Observant Jews who want a beachfront lunch on Saturdays are forbidden from washing the dishes afterwards, because their faith bans them from working on the Sabbath.
“They’re not permitted to wash dishes so they use disposable plastic,” Gorelik says.
Even plastic waste dumped in the bins that dot the beaches can end up in the sea, carried by the wind or by birds which rip open garbage bags in search of food.
Independent researcher Galia Pasternak has analyzed coastal plastic pollution in Israel.
According to her data, 60 percent of the waste on the beach comes from the bathers themselves.
Some is also borne by currents from Gaza and Egypt in the south or from Lebanon further north.

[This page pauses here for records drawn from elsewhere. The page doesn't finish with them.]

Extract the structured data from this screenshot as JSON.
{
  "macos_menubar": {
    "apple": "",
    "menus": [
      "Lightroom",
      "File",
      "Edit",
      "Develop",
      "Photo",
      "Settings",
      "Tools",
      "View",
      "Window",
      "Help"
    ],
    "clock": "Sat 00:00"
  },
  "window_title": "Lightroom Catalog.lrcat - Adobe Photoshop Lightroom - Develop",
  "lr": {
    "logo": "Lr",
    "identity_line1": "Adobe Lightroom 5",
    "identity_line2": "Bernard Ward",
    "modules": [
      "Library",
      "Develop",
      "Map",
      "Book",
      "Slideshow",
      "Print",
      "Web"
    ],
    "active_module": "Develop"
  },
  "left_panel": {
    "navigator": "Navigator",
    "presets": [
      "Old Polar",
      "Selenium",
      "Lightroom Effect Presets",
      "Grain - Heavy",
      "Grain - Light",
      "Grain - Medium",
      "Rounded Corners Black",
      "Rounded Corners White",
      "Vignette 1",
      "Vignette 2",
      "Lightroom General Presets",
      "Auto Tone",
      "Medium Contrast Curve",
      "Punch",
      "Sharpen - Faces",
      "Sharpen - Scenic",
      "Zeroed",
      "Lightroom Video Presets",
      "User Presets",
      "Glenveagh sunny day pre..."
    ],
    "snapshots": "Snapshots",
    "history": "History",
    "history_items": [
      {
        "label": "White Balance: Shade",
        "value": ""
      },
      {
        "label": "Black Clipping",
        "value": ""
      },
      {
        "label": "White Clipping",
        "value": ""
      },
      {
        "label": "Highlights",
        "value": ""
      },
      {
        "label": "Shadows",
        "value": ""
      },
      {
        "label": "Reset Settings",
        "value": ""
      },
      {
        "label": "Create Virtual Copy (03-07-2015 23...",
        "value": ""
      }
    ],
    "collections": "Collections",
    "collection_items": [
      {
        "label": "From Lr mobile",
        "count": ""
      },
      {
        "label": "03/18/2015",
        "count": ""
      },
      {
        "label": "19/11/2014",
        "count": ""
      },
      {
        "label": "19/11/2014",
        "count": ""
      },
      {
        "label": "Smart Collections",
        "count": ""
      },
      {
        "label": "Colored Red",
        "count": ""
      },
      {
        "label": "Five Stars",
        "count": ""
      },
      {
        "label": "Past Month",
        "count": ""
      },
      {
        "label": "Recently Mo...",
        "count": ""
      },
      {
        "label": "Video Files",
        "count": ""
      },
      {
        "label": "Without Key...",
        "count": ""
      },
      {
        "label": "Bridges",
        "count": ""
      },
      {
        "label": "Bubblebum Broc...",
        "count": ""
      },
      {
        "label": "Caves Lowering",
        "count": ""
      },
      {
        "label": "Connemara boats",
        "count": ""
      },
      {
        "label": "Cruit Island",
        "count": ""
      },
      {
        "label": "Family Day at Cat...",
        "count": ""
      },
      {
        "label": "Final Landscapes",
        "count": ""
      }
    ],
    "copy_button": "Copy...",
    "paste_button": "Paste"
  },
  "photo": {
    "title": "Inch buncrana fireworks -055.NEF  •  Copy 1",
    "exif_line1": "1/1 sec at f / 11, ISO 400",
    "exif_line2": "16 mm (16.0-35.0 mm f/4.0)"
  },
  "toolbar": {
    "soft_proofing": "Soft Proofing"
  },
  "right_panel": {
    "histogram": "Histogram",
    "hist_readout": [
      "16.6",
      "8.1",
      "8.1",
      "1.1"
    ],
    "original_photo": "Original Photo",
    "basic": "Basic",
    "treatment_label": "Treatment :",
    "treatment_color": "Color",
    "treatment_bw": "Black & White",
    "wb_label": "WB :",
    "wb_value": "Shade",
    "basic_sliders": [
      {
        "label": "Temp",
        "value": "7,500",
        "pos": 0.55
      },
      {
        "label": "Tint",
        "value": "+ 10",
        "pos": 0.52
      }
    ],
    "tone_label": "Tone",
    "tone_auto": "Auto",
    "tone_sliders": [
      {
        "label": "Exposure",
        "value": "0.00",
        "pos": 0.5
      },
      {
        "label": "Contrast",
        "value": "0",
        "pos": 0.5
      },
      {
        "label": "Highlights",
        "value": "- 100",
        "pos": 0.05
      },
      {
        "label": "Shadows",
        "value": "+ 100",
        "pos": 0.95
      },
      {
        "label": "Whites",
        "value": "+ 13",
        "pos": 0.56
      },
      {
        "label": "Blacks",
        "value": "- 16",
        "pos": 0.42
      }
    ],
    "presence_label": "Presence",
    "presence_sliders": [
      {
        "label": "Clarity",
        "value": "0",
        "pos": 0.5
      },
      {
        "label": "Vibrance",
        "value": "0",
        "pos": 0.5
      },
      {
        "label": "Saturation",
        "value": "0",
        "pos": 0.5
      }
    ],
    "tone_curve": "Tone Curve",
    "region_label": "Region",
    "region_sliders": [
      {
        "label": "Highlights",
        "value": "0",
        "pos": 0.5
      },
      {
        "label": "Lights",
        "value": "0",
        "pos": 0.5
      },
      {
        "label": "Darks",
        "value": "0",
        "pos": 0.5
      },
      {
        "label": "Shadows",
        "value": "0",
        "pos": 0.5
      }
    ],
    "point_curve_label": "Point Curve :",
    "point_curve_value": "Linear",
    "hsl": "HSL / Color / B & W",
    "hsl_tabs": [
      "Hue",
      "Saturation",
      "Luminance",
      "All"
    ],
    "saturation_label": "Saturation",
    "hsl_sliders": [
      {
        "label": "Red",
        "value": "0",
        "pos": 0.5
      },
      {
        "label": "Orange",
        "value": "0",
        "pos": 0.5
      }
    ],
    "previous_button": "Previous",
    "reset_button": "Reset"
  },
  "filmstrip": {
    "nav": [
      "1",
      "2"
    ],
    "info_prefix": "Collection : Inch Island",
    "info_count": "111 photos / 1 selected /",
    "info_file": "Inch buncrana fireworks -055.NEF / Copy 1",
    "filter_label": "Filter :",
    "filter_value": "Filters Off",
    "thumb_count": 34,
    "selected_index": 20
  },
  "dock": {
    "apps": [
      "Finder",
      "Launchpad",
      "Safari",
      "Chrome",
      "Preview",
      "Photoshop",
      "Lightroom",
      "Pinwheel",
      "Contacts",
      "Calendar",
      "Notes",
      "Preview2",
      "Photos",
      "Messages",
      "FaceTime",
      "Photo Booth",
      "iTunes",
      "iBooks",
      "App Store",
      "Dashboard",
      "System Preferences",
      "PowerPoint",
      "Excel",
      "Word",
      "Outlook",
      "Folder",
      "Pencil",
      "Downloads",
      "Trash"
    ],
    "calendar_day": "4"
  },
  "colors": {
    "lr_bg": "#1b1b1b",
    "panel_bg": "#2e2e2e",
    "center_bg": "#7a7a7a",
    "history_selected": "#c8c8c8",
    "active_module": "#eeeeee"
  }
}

In 2005, Israel’s environmental protection ministry launched a program offering local councils incentives for proven results in cleaning their beaches.
Subject to regular inspection, councils that meet requirements get funding, while failing authorities face cuts or even court, says Ran Amir, head of the environment ministry’s marine division.

Amir cites the case of the popular Palmahim beach, south of Tel Aviv.
Palmahim municipal council was taken to court and fined over the state of the beach — which has since become “one of the cleanest beaches in Israel today,” he says.
The ministry’s strategy in recent years has also included public service messages on radio and online, along with fines, recycling facilities and education, according to Amir.
“It think it has partially worked,” says Pasternak, who helped set up some of those programs.
Zalul’s Gorelik, however, says Israel is still trailing behind other countries.
She says charges introduced in supermarkets in 2017 for plastic bags — previously given away free — are too low, at just 0.10 Israeli shekels (0.02 euros/ $0.03) each.
“It’s not enough,” Gorelik says, adding that even this modest measure does not apply to small grocery stores.
She points to new European Union restrictions on single-use plastics.
“Europeans are the leaders on the subject,” she says.
“Here, we are very far away.”